PARACUELLOS gives comics the transformative power of truth telling

From a rave review of Paracuellos by Barbara Bryce Morris in Public Books:

“Paracuellos, in the original and in Sonya Jones’s skillful translation, claims the authority of the oppressed and gives comics the transformative power of truth telling. Published soon after Franco died, the comic strips brought to the national consciousness an era that had been suppressed in official franquista histories. In retracing the abuses of the period, Paracuellos reveals the tensions around contested versions of history that still occupy political debates in Spain.”


Publishers Weekly reviews Paracuellos

“Giménez’s powerful autobiographical work, a renowned classic in its native Spain, looks at the miserable lives of orphaned children and the offspring of the defeated during the regime of Franco. In short episodes set in the titular state home for boys, Giménez pulls no punches, depicting the unrelentingly bleak day-to-day existence of wide-eyed children who are harshly punished…but nonetheless the boys endure, their small shoulders bearing the weight of a world that cares nothing for them.” — Publishers Weekly

Paracuellos in Library Journal

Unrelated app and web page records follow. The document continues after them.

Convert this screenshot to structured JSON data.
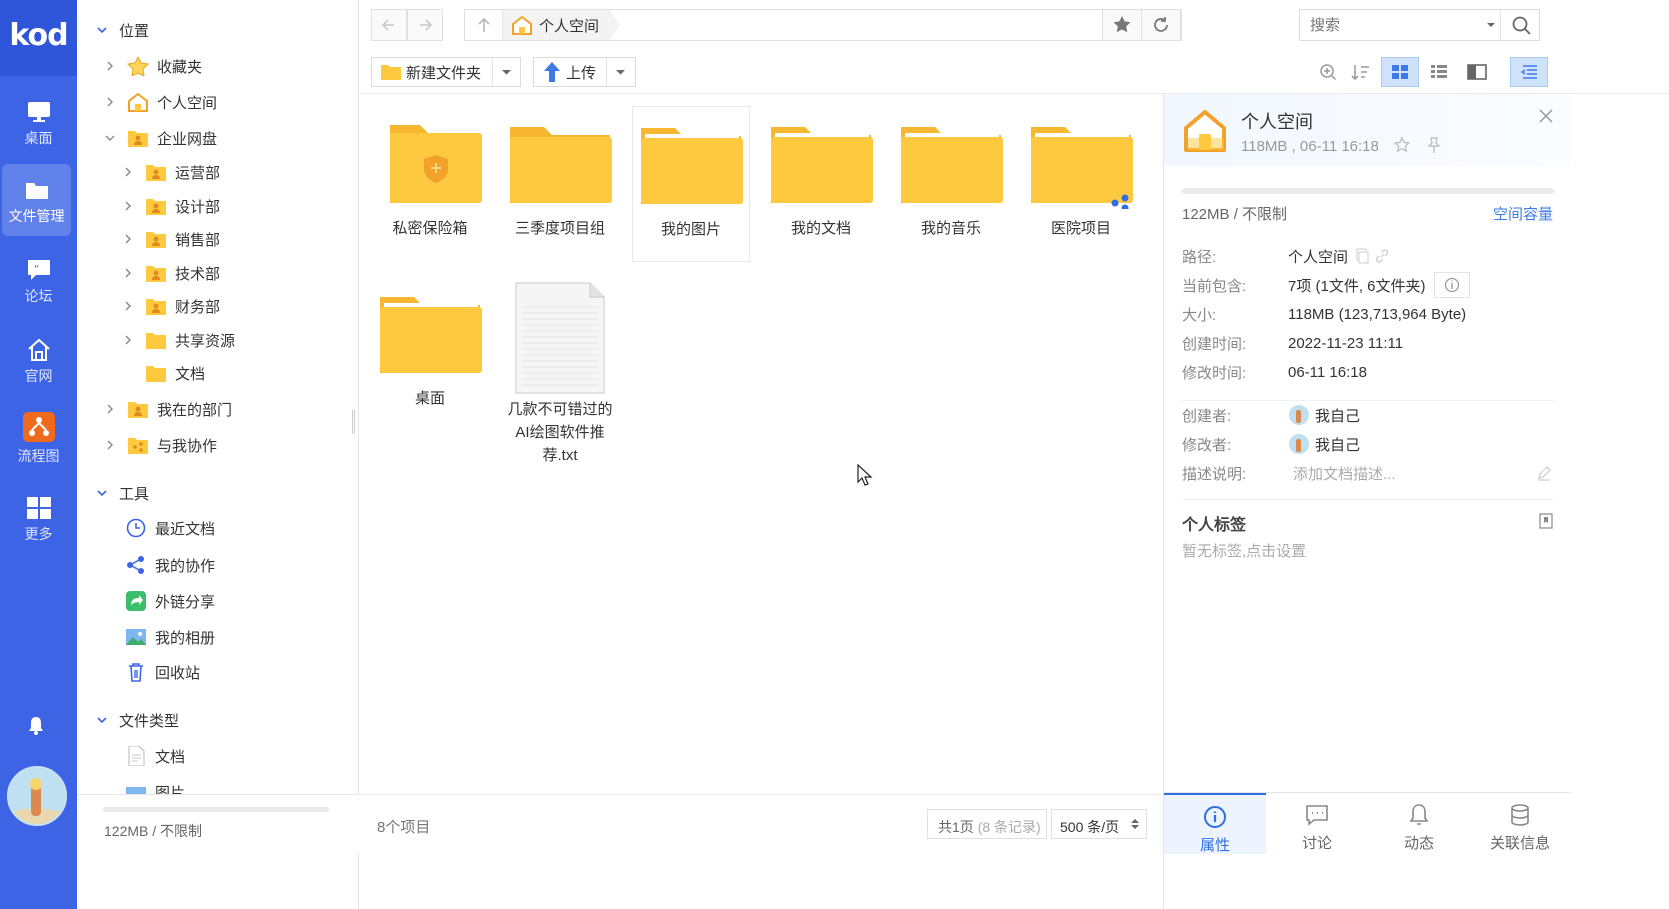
{
  "app": {
    "logo": "kod"
  },
  "rail": {
    "items": [
      {
        "label": "桌面",
        "icon": "monitor-icon"
      },
      {
        "label": "文件管理",
        "icon": "folder-icon"
      },
      {
        "label": "论坛",
        "icon": "chat-icon"
      },
      {
        "label": "官网",
        "icon": "home-icon"
      },
      {
        "label": "流程图",
        "icon": "flowchart-icon"
      },
      {
        "label": "更多",
        "icon": "grid-icon"
      }
    ],
    "active": "文件管理"
  },
  "tree": {
    "location_label": "位置",
    "favorites": "收藏夹",
    "personal_space": "个人空间",
    "enterprise_disk": "企业网盘",
    "departments": [
      "运营部",
      "设计部",
      "销售部",
      "技术部",
      "财务部",
      "共享资源",
      "文档"
    ],
    "my_department": "我在的部门",
    "collaborate_with_me": "与我协作",
    "tools_label": "工具",
    "tools": [
      "最近文档",
      "我的协作",
      "外链分享",
      "我的相册",
      "回收站"
    ],
    "file_types_label": "文件类型",
    "file_types": [
      "文档",
      "图片"
    ],
    "quota": "122MB / 不限制"
  },
  "topbar": {
    "breadcrumb": "个人空间",
    "search_placeholder": "搜索"
  },
  "toolbar": {
    "new_folder": "新建文件夹",
    "upload": "上传",
    "view_mode": "icon"
  },
  "files": [
    {
      "name": "私密保险箱",
      "type": "safe-folder"
    },
    {
      "name": "三季度项目组",
      "type": "folder"
    },
    {
      "name": "我的图片",
      "type": "folder"
    },
    {
      "name": "我的文档",
      "type": "folder"
    },
    {
      "name": "我的音乐",
      "type": "folder"
    },
    {
      "name": "医院项目",
      "type": "shared-folder"
    },
    {
      "name": "桌面",
      "type": "folder"
    },
    {
      "name": "几款不可错过的AI绘图软件推荐.txt",
      "type": "txt",
      "name_lines": [
        "几款不可错过的",
        "AI绘图软件推",
        "荐.txt"
      ]
    }
  ],
  "status": {
    "count": "8个项目",
    "pages": "共1页",
    "records": "(8 条记录)",
    "per_page": "500 条/页"
  },
  "panel": {
    "title": "个人空间",
    "subtitle": "118MB , 06-11 16:18",
    "quota": "122MB / 不限制",
    "capacity_link": "空间容量",
    "props": [
      {
        "key": "路径:",
        "value": "个人空间"
      },
      {
        "key": "当前包含:",
        "value": "7项 (1文件, 6文件夹)"
      },
      {
        "key": "大小:",
        "value": "118MB (123,713,964 Byte)"
      },
      {
        "key": "创建时间:",
        "value": "2022-11-23 11:11"
      },
      {
        "key": "修改时间:",
        "value": "06-11 16:18"
      }
    ],
    "creator_label": "创建者:",
    "creator": "我自己",
    "modifier_label": "修改者:",
    "modifier": "我自己",
    "desc_label": "描述说明:",
    "desc_placeholder": "添加文档描述...",
    "tags_title": "个人标签",
    "tags_empty": "暂无标签,点击设置",
    "tabs": [
      "属性",
      "讨论",
      "动态",
      "关联信息"
    ],
    "active_tab": "属性"
  },
  "colors": {
    "rail": "#3e64e6",
    "accent": "#2f6fe0",
    "folder": "#ffc93f"
  }
}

“Acclaimed Spanish creator Giménez (b. 1941) depicts brief vignettes from his life and that of other boys who lived in the fascist social aid “homes” that were by turns horrifying, pathetic, and poignant in this first English translation of this work…. These memories of the ease of a society in turning to cruelty against its least members is a cautionary tale for us all.” —Library Journal